Is page 69 representative of the whole book? Well, yes and no. Where Petals Fall is the third in the ‘Jill and Max’ series and the crime-fighting duo - forensic psychologist Jill Kennedy and DCI Max Trentham - are investigating the murder of local businesswoman, Carol Blakely. As is usual in murder cases, close family members top the list of suspects, especially those who expect to inherit the deceased’s millions. On page 69, Jill and Max are with Vince Blakely, the victim’s husband.Learn more about Where Petals Fall and its author at Shirley Wells' website and blog.
(This excerpt includes the paragraph following on from page 69.)
A complete wall was shelved and full of books, floor to ceiling, and a quick glance at the titles told Jill that Carol had collected old books on gardening and flower arranging.
‘Your people spent hours in this room,’ Blakely reminded Max, ‘so I expect they’d have found anything if it was here.’
‘Yes, I’m sorry for this further intrusion, but we weren’t looking for anything specific at that point. I’m sure that you and your late wife’s family want her killer found as quickly as possible. This could give us a useful lead.’
A small unit housed a few music CDs and half a dozen DVDs, all romantic comedies. There were no old videos. Jill hadn’t expected to see any.
‘Are there more in the house?’ Max asked. ‘It may be that she bought you a gift-’
‘I have loads of old music videos,’ Blakely said. ‘You’re welcome to look, but I don’t remember her buying any of them. In any case, most of them are stuff I taped from the television.’
‘If you wouldn’t mind.’
They were taken to a second study at the other end of the hallway, this one used by Vince Blakely. Prints of classic sports cars adorned the walls and Max admired those while Jill looked at the rest of the room. It was used mostly for work. He had an office in Harrington, but he must work from home a lot. His desk was glass and chrome, with not a speck of dust on it. The cleaner he employed did a good job. A heavy glass ashtray sat on the desk, holding down yet more drawings.
A cabinet with smoked glass doors stood next to the desk and, much to Jill’s surprise, Blakely produced a small key from a bunch in his pocket.
‘You keep this locked?’ she asked.
‘Um, yes. Our - my cleaner’s a nosy old biddy and I wouldn’t want her seeing some of these. Oh, it’s only soft porn, the same as everyone has, but she’d feel duty bound to tell everyone she met.’
There was nothing of interest in his video collection or in his study. The soft porn looked to be exactly that, and it was on DVD anyway. The old videos were, as he’d said and as he took them into the lounge to demonstrate, concerts that he had taped from the television.
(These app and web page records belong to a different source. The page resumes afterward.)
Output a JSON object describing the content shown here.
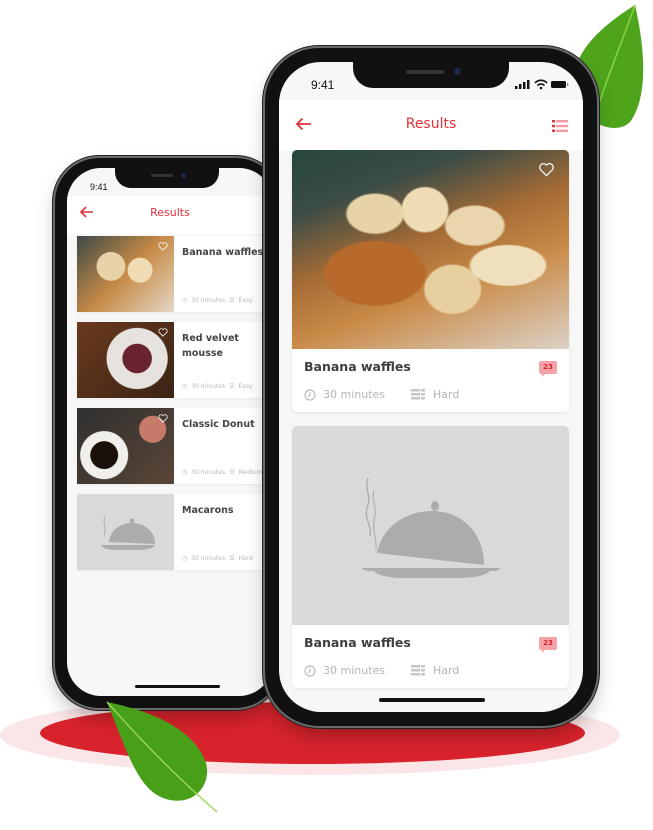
{
  "colors": {
    "accent": "#e4313a",
    "base_red": "#d8232c",
    "placeholder": "#d9d9d9",
    "badge_bg": "#f5a3a8"
  },
  "back_phone": {
    "status": {
      "time": "9:41"
    },
    "nav": {
      "title": "Results",
      "back_icon": "arrow-left-icon"
    },
    "items": [
      {
        "title": "Banana waffles",
        "time": "30 minutes",
        "difficulty": "Easy",
        "image": "banana-waffles-photo",
        "favorite_icon": "heart-outline-icon"
      },
      {
        "title": "Red velvet mousse",
        "time": "30 minutes",
        "difficulty": "Easy",
        "image": "red-velvet-mousse-photo",
        "favorite_icon": "heart-outline-icon"
      },
      {
        "title": "Classic Donut",
        "time": "30 minutes",
        "difficulty": "Medium",
        "image": "donut-coffee-photo",
        "favorite_icon": "heart-outline-icon"
      },
      {
        "title": "Macarons",
        "time": "30 minutes",
        "difficulty": "Hard",
        "image": "cloche-placeholder"
      }
    ]
  },
  "front_phone": {
    "status": {
      "time": "9:41"
    },
    "nav": {
      "title": "Results",
      "back_icon": "arrow-left-icon",
      "view_icon": "list-view-icon"
    },
    "cards": [
      {
        "title": "Banana waffles",
        "time": "30 minutes",
        "difficulty": "Hard",
        "comments": "23",
        "image": "banana-waffles-photo",
        "favorite_icon": "heart-outline-icon"
      },
      {
        "title": "Banana waffles",
        "time": "30 minutes",
        "difficulty": "Hard",
        "comments": "23",
        "image": "cloche-placeholder"
      }
    ]
  }
}
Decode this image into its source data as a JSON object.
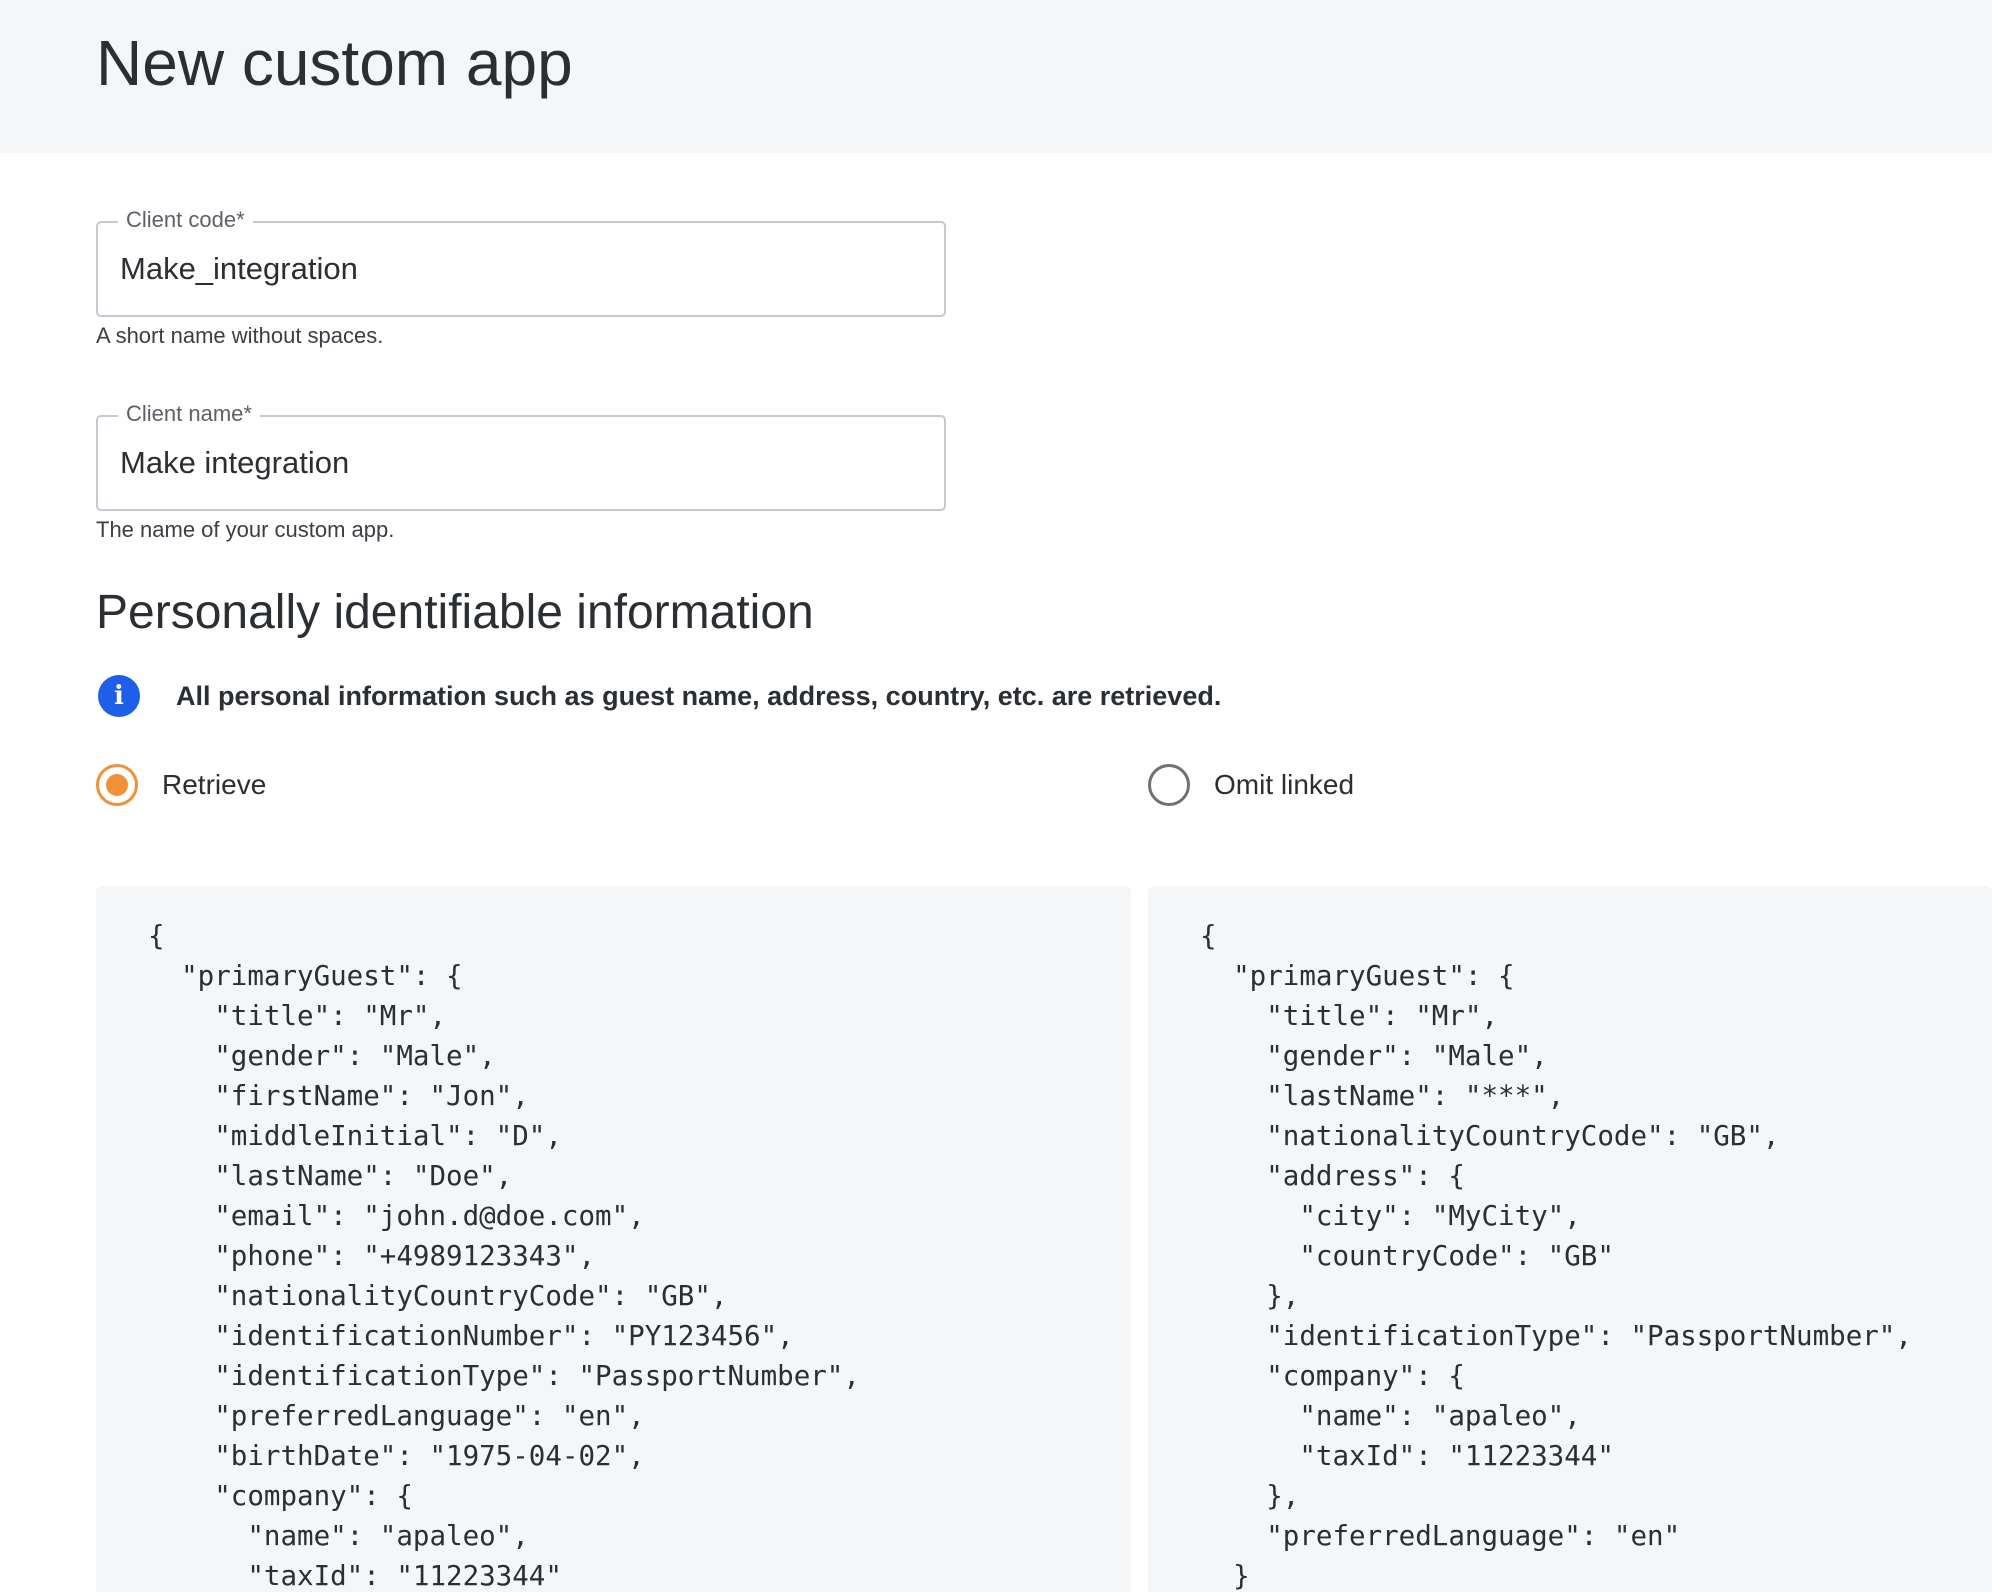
{
  "header": {
    "title": "New custom app"
  },
  "form": {
    "client_code": {
      "label": "Client code*",
      "value": "Make_integration",
      "help": "A short name without spaces."
    },
    "client_name": {
      "label": "Client name*",
      "value": "Make integration",
      "help": "The name of your custom app."
    }
  },
  "pii": {
    "title": "Personally identifiable information",
    "info_icon": "info-icon",
    "info_text": "All personal information such as guest name, address, country, etc. are retrieved.",
    "options": [
      {
        "label": "Retrieve",
        "selected": true
      },
      {
        "label": "Omit linked",
        "selected": false
      }
    ],
    "accent_color": "#f0913a",
    "info_color": "#1f5ee8"
  },
  "code_samples": {
    "retrieve": "{\n  \"primaryGuest\": {\n    \"title\": \"Mr\",\n    \"gender\": \"Male\",\n    \"firstName\": \"Jon\",\n    \"middleInitial\": \"D\",\n    \"lastName\": \"Doe\",\n    \"email\": \"john.d@doe.com\",\n    \"phone\": \"+4989123343\",\n    \"nationalityCountryCode\": \"GB\",\n    \"identificationNumber\": \"PY123456\",\n    \"identificationType\": \"PassportNumber\",\n    \"preferredLanguage\": \"en\",\n    \"birthDate\": \"1975-04-02\",\n    \"company\": {\n      \"name\": \"apaleo\",\n      \"taxId\": \"11223344\"",
    "omit_linked": "{\n  \"primaryGuest\": {\n    \"title\": \"Mr\",\n    \"gender\": \"Male\",\n    \"lastName\": \"***\",\n    \"nationalityCountryCode\": \"GB\",\n    \"address\": {\n      \"city\": \"MyCity\",\n      \"countryCode\": \"GB\"\n    },\n    \"identificationType\": \"PassportNumber\",\n    \"company\": {\n      \"name\": \"apaleo\",\n      \"taxId\": \"11223344\"\n    },\n    \"preferredLanguage\": \"en\"\n  }"
  }
}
He hadn’t loved his wife, he hadn’t even liked her, and he wasn’t sorry she was dead. But that didn’t make him a killer.
So while page 69 is representative of their quest for the truth, it doesn’t hint at other problems in this case, the main one being that, five years earlier, four women were murdered in exactly the same way.
Thanks to Jill’s profiling, police had tried to arrest Eddie Marshall but, during a high-speed chase, Marshall had lost control of his car and driven over a cliff. His car was found; his body never was.
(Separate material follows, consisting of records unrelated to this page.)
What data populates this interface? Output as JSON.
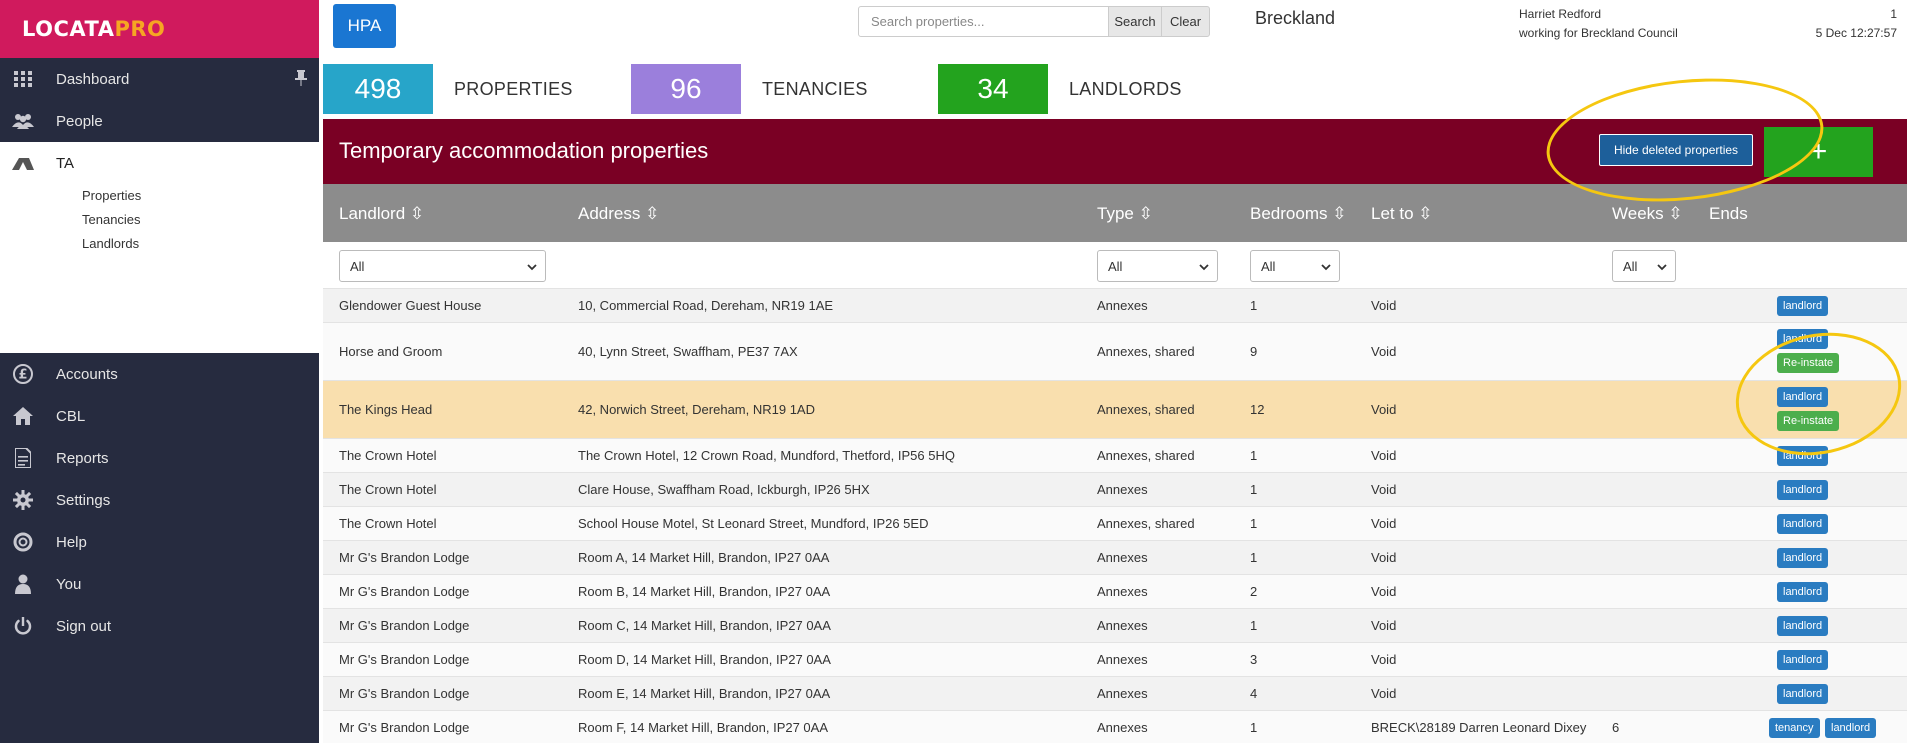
{
  "logo": {
    "main": "LOCATA",
    "pro": "PRO"
  },
  "sidebar": {
    "items": [
      {
        "label": "Dashboard",
        "icon": "grid-icon"
      },
      {
        "label": "People",
        "icon": "people-icon"
      },
      {
        "label": "TA",
        "icon": "tent-icon"
      },
      {
        "label": "Accounts",
        "icon": "pound-icon"
      },
      {
        "label": "CBL",
        "icon": "home-icon"
      },
      {
        "label": "Reports",
        "icon": "document-icon"
      },
      {
        "label": "Settings",
        "icon": "gear-icon"
      },
      {
        "label": "Help",
        "icon": "lifebuoy-icon"
      },
      {
        "label": "You",
        "icon": "user-icon"
      },
      {
        "label": "Sign out",
        "icon": "power-icon"
      }
    ],
    "ta_sub": [
      "Properties",
      "Tenancies",
      "Landlords"
    ]
  },
  "topbar": {
    "hpa": "HPA",
    "search_placeholder": "Search properties...",
    "search_label": "Search",
    "clear_label": "Clear",
    "org": "Breckland",
    "user": "Harriet Redford",
    "working_for": "working for Breckland Council",
    "count": "1",
    "datetime": "5 Dec 12:27:57"
  },
  "stats": [
    {
      "value": "498",
      "label": "PROPERTIES",
      "color": "#27a5c9"
    },
    {
      "value": "96",
      "label": "TENANCIES",
      "color": "#9b7fdc"
    },
    {
      "value": "34",
      "label": "LANDLORDS",
      "color": "#23a31e"
    }
  ],
  "panel": {
    "title": "Temporary accommodation properties",
    "hide_deleted": "Hide deleted properties",
    "add": "+"
  },
  "table": {
    "headers": {
      "landlord": "Landlord ⇳",
      "address": "Address ⇳",
      "type": "Type ⇳",
      "bedrooms": "Bedrooms ⇳",
      "let_to": "Let to ⇳",
      "weeks": "Weeks ⇳",
      "ends": "Ends"
    },
    "filters": {
      "landlord": "All",
      "type": "All",
      "bedrooms": "All",
      "weeks": "All"
    },
    "rows": [
      {
        "landlord": "Glendower Guest House",
        "address": "10, Commercial Road, Dereham, NR19 1AE",
        "type": "Annexes",
        "bedrooms": "1",
        "let_to": "Void",
        "weeks": "",
        "badges": [
          "landlord"
        ]
      },
      {
        "landlord": "Horse and Groom",
        "address": "40, Lynn Street, Swaffham, PE37 7AX",
        "type": "Annexes, shared",
        "bedrooms": "9",
        "let_to": "Void",
        "weeks": "",
        "badges": [
          "landlord",
          "Re-instate"
        ]
      },
      {
        "landlord": "The Kings Head",
        "address": "42, Norwich Street, Dereham, NR19 1AD",
        "type": "Annexes, shared",
        "bedrooms": "12",
        "let_to": "Void",
        "weeks": "",
        "badges": [
          "landlord",
          "Re-instate"
        ]
      },
      {
        "landlord": "The Crown Hotel",
        "address": "The Crown Hotel, 12 Crown Road, Mundford, Thetford, IP56 5HQ",
        "type": "Annexes, shared",
        "bedrooms": "1",
        "let_to": "Void",
        "weeks": "",
        "badges": [
          "landlord"
        ]
      },
      {
        "landlord": "The Crown Hotel",
        "address": "Clare House, Swaffham Road, Ickburgh, IP26 5HX",
        "type": "Annexes",
        "bedrooms": "1",
        "let_to": "Void",
        "weeks": "",
        "badges": [
          "landlord"
        ]
      },
      {
        "landlord": "The Crown Hotel",
        "address": "School House Motel, St Leonard Street, Mundford, IP26 5ED",
        "type": "Annexes, shared",
        "bedrooms": "1",
        "let_to": "Void",
        "weeks": "",
        "badges": [
          "landlord"
        ]
      },
      {
        "landlord": "Mr G's Brandon Lodge",
        "address": "Room A, 14 Market Hill, Brandon, IP27 0AA",
        "type": "Annexes",
        "bedrooms": "1",
        "let_to": "Void",
        "weeks": "",
        "badges": [
          "landlord"
        ]
      },
      {
        "landlord": "Mr G's Brandon Lodge",
        "address": "Room B, 14 Market Hill, Brandon, IP27 0AA",
        "type": "Annexes",
        "bedrooms": "2",
        "let_to": "Void",
        "weeks": "",
        "badges": [
          "landlord"
        ]
      },
      {
        "landlord": "Mr G's Brandon Lodge",
        "address": "Room C, 14 Market Hill, Brandon, IP27 0AA",
        "type": "Annexes",
        "bedrooms": "1",
        "let_to": "Void",
        "weeks": "",
        "badges": [
          "landlord"
        ]
      },
      {
        "landlord": "Mr G's Brandon Lodge",
        "address": "Room D, 14 Market Hill, Brandon, IP27 0AA",
        "type": "Annexes",
        "bedrooms": "3",
        "let_to": "Void",
        "weeks": "",
        "badges": [
          "landlord"
        ]
      },
      {
        "landlord": "Mr G's Brandon Lodge",
        "address": "Room E, 14 Market Hill, Brandon, IP27 0AA",
        "type": "Annexes",
        "bedrooms": "4",
        "let_to": "Void",
        "weeks": "",
        "badges": [
          "landlord"
        ]
      },
      {
        "landlord": "Mr G's Brandon Lodge",
        "address": "Room F, 14 Market Hill, Brandon, IP27 0AA",
        "type": "Annexes",
        "bedrooms": "1",
        "let_to": "BRECK\\28189 Darren Leonard Dixey",
        "weeks": "6",
        "badges": [
          "tenancy",
          "landlord"
        ]
      }
    ]
  },
  "colors": {
    "logo_bg": "#d01a5d",
    "sidebar_bg": "#262b3f",
    "panel_bg": "#7a0024",
    "header_grey": "#8c8c8c",
    "highlight_row": "#f9dfae",
    "annotation": "#f5c710"
  }
}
Now, Carol Blakely’s murder has brought with it an unwelcome sense of déjà vu and Jill and Max are forced to face the fact that, five years ago, they might have got it wrong.